[Items listed in a dataset]

+--

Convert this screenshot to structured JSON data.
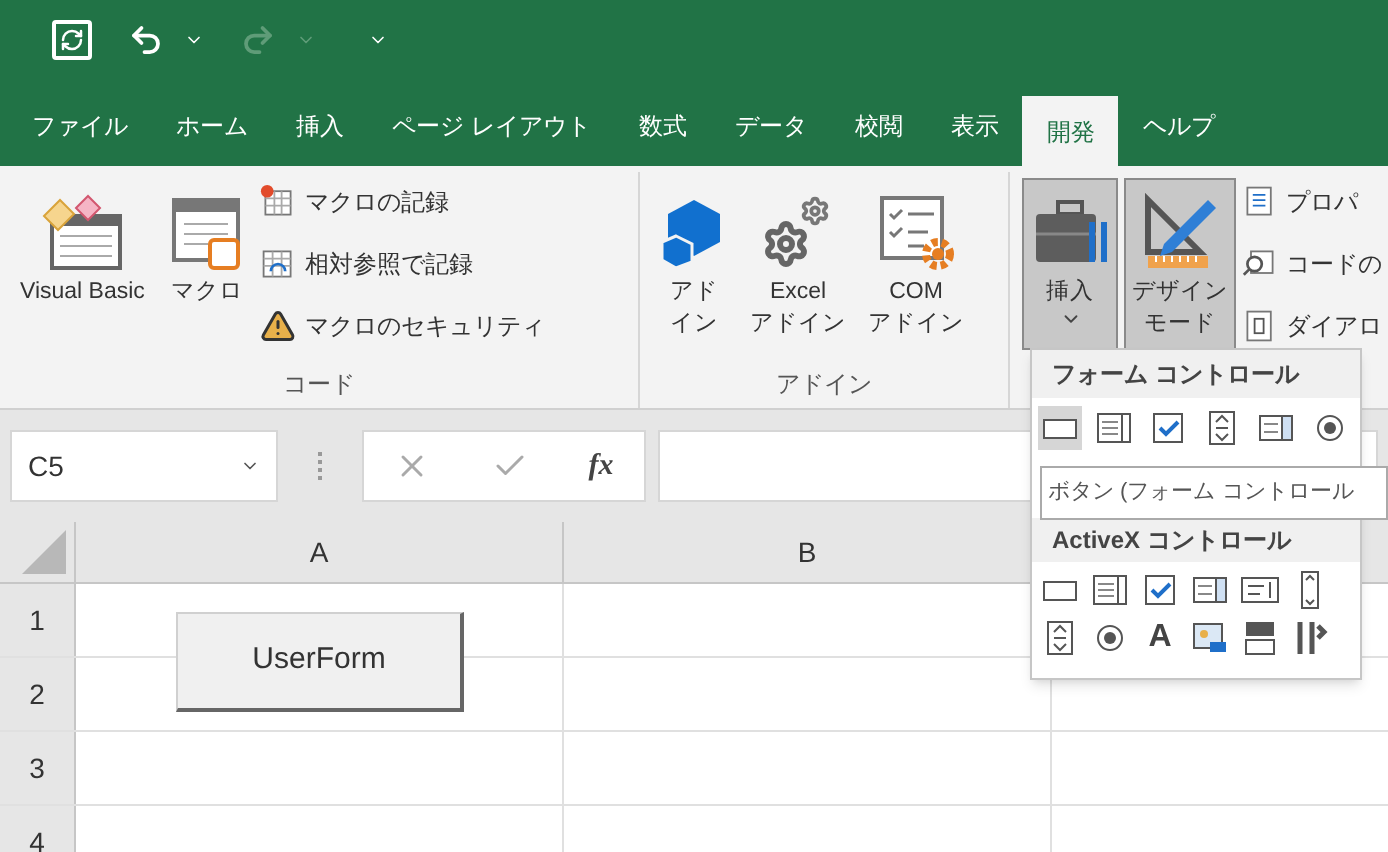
{
  "quick_access": {
    "undo": {
      "disabled": false
    },
    "redo": {
      "disabled": true
    }
  },
  "tabs": [
    {
      "label": "ファイル",
      "selected": false
    },
    {
      "label": "ホーム",
      "selected": false
    },
    {
      "label": "挿入",
      "selected": false
    },
    {
      "label": "ページ レイアウト",
      "selected": false
    },
    {
      "label": "数式",
      "selected": false
    },
    {
      "label": "データ",
      "selected": false
    },
    {
      "label": "校閲",
      "selected": false
    },
    {
      "label": "表示",
      "selected": false
    },
    {
      "label": "開発",
      "selected": true
    },
    {
      "label": "ヘルプ",
      "selected": false
    }
  ],
  "ribbon": {
    "groups": [
      {
        "label": "コード",
        "items": [
          {
            "kind": "large",
            "label": "Visual Basic",
            "pressed": false,
            "menu": false
          },
          {
            "kind": "large",
            "label": "マクロ",
            "pressed": false,
            "menu": false
          },
          {
            "kind": "small",
            "label": "マクロの記録"
          },
          {
            "kind": "small",
            "label": "相対参照で記録"
          },
          {
            "kind": "small",
            "label": "マクロのセキュリティ"
          }
        ]
      },
      {
        "label": "アドイン",
        "items": [
          {
            "kind": "large",
            "label_lines": [
              "アド",
              "イン"
            ],
            "pressed": false,
            "menu": false
          },
          {
            "kind": "large",
            "label_lines": [
              "Excel",
              "アドイン"
            ],
            "pressed": false,
            "menu": false
          },
          {
            "kind": "large",
            "label_lines": [
              "COM",
              "アドイン"
            ],
            "pressed": false,
            "menu": false
          }
        ]
      },
      {
        "items": [
          {
            "kind": "large",
            "label": "挿入",
            "pressed": true,
            "menu": true
          },
          {
            "kind": "large",
            "label_lines": [
              "デザイン",
              "モード"
            ],
            "pressed": true,
            "menu": false
          },
          {
            "kind": "small",
            "label": "プロパ"
          },
          {
            "kind": "small",
            "label": "コードの"
          },
          {
            "kind": "small",
            "label": "ダイアロ"
          }
        ]
      }
    ]
  },
  "formula_bar": {
    "name_box": "C5",
    "function_button": "fx"
  },
  "sheet": {
    "columns": [
      "A",
      "B"
    ],
    "rows": [
      "1",
      "2",
      "3",
      "4"
    ],
    "button": "UserForm"
  },
  "insert_menu": {
    "form_title": "フォーム コントロール",
    "form_controls": [
      {
        "selected": true
      },
      {
        "selected": false
      },
      {
        "selected": false
      },
      {
        "selected": false
      },
      {
        "selected": false
      },
      {
        "selected": false
      }
    ],
    "activex_title": "ActiveX コントロール",
    "label_glyph": "A",
    "tooltip": "ボタン (フォーム コントロール"
  }
}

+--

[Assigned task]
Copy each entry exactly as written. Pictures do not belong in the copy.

[Response to the exercise]
Convert this screenshot to structured JSON data.
{
  "quick_access": {
    "undo": {
      "disabled": false
    },
    "redo": {
      "disabled": true
    }
  },
  "tabs": [
    {
      "label": "ファイル",
      "selected": false
    },
    {
      "label": "ホーム",
      "selected": false
    },
    {
      "label": "挿入",
      "selected": false
    },
    {
      "label": "ページ レイアウト",
      "selected": false
    },
    {
      "label": "数式",
      "selected": false
    },
    {
      "label": "データ",
      "selected": false
    },
    {
      "label": "校閲",
      "selected": false
    },
    {
      "label": "表示",
      "selected": false
    },
    {
      "label": "開発",
      "selected": true
    },
    {
      "label": "ヘルプ",
      "selected": false
    }
  ],
  "ribbon": {
    "groups": [
      {
        "label": "コード",
        "items": [
          {
            "kind": "large",
            "label": "Visual Basic",
            "pressed": false,
            "menu": false
          },
          {
            "kind": "large",
            "label": "マクロ",
            "pressed": false,
            "menu": false
          },
          {
            "kind": "small",
            "label": "マクロの記録"
          },
          {
            "kind": "small",
            "label": "相対参照で記録"
          },
          {
            "kind": "small",
            "label": "マクロのセキュリティ"
          }
        ]
      },
      {
        "label": "アドイン",
        "items": [
          {
            "kind": "large",
            "label_lines": [
              "アド",
              "イン"
            ],
            "pressed": false,
            "menu": false
          },
          {
            "kind": "large",
            "label_lines": [
              "Excel",
              "アドイン"
            ],
            "pressed": false,
            "menu": false
          },
          {
            "kind": "large",
            "label_lines": [
              "COM",
              "アドイン"
            ],
            "pressed": false,
            "menu": false
          }
        ]
      },
      {
        "items": [
          {
            "kind": "large",
            "label": "挿入",
            "pressed": true,
            "menu": true
          },
          {
            "kind": "large",
            "label_lines": [
              "デザイン",
              "モード"
            ],
            "pressed": true,
            "menu": false
          },
          {
            "kind": "small",
            "label": "プロパ"
          },
          {
            "kind": "small",
            "label": "コードの"
          },
          {
            "kind": "small",
            "label": "ダイアロ"
          }
        ]
      }
    ]
  },
  "formula_bar": {
    "name_box": "C5",
    "function_button": "fx"
  },
  "sheet": {
    "columns": [
      "A",
      "B"
    ],
    "rows": [
      "1",
      "2",
      "3",
      "4"
    ],
    "button": "UserForm"
  },
  "insert_menu": {
    "form_title": "フォーム コントロール",
    "form_controls": [
      {
        "selected": true
      },
      {
        "selected": false
      },
      {
        "selected": false
      },
      {
        "selected": false
      },
      {
        "selected": false
      },
      {
        "selected": false
      }
    ],
    "activex_title": "ActiveX コントロール",
    "label_glyph": "A",
    "tooltip": "ボタン (フォーム コントロール"
  }
}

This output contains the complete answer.